Gnathostomiasis is a parasitic infection caused by a roundworm of the genus Gnathostoma. The infection is acquired by consuming undercooked or raw fish, amphibians, reptiles, birds, or mammals that are infected with the parasite.
Symptoms of gnathostomiasis can vary depending on the stage of the infection and the location of the worm in the body, but may include migratory swelling and pain in the skin, subcutaneous tissues, or deep organs such as the liver, lung, or brain. In severe cases, the infection can lead to blindness, paralysis, or even death.
Diagnosis of gnathostomiasis can be challenging, but may involve blood tests or imaging studies such as ultrasound, CT scans, or MRI. Treatment typically involves medications such as albendazole or ivermectin, which can help to eliminate the worms and relieve symptoms.
Preventive measures include cooking fish and meat thoroughly, avoiding raw or undercooked food, and avoiding drinking untreated water.
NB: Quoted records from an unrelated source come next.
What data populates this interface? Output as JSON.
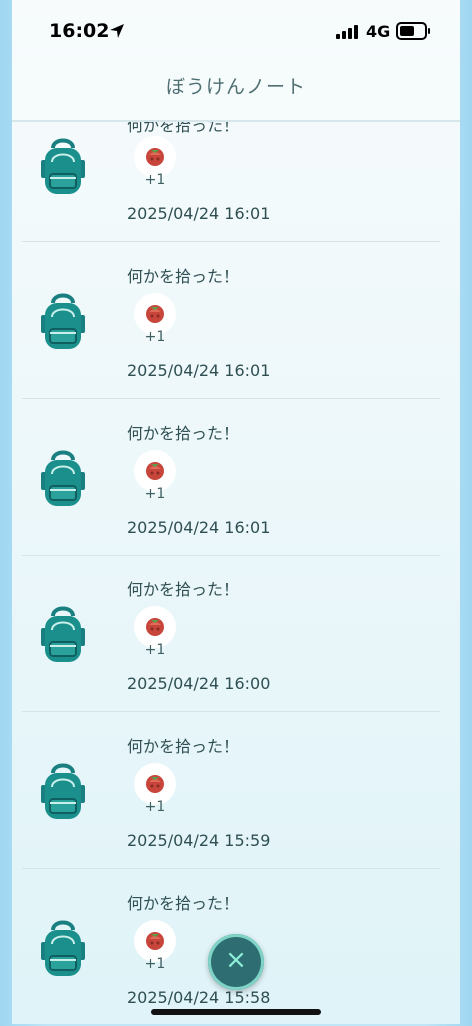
{
  "status_bar": {
    "time": "16:02",
    "network": "4G"
  },
  "header": {
    "title": "ぼうけんノート"
  },
  "entries": [
    {
      "message": "何かを拾った！",
      "count": "+1",
      "date": "2025/04/24 16:01"
    },
    {
      "message": "何かを拾った！",
      "count": "+1",
      "date": "2025/04/24 16:01"
    },
    {
      "message": "何かを拾った！",
      "count": "+1",
      "date": "2025/04/24 16:01"
    },
    {
      "message": "何かを拾った！",
      "count": "+1",
      "date": "2025/04/24 16:00"
    },
    {
      "message": "何かを拾った！",
      "count": "+1",
      "date": "2025/04/24 15:59"
    },
    {
      "message": "何かを拾った！",
      "count": "+1",
      "date": "2025/04/24 15:58"
    }
  ],
  "close_button": {
    "label": "×"
  },
  "colors": {
    "accent": "#1f8a8a",
    "text": "#2f4f53"
  }
}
It is important to consult a healthcare professional for appropriate diagnosis and treatment of gnathostomiasis.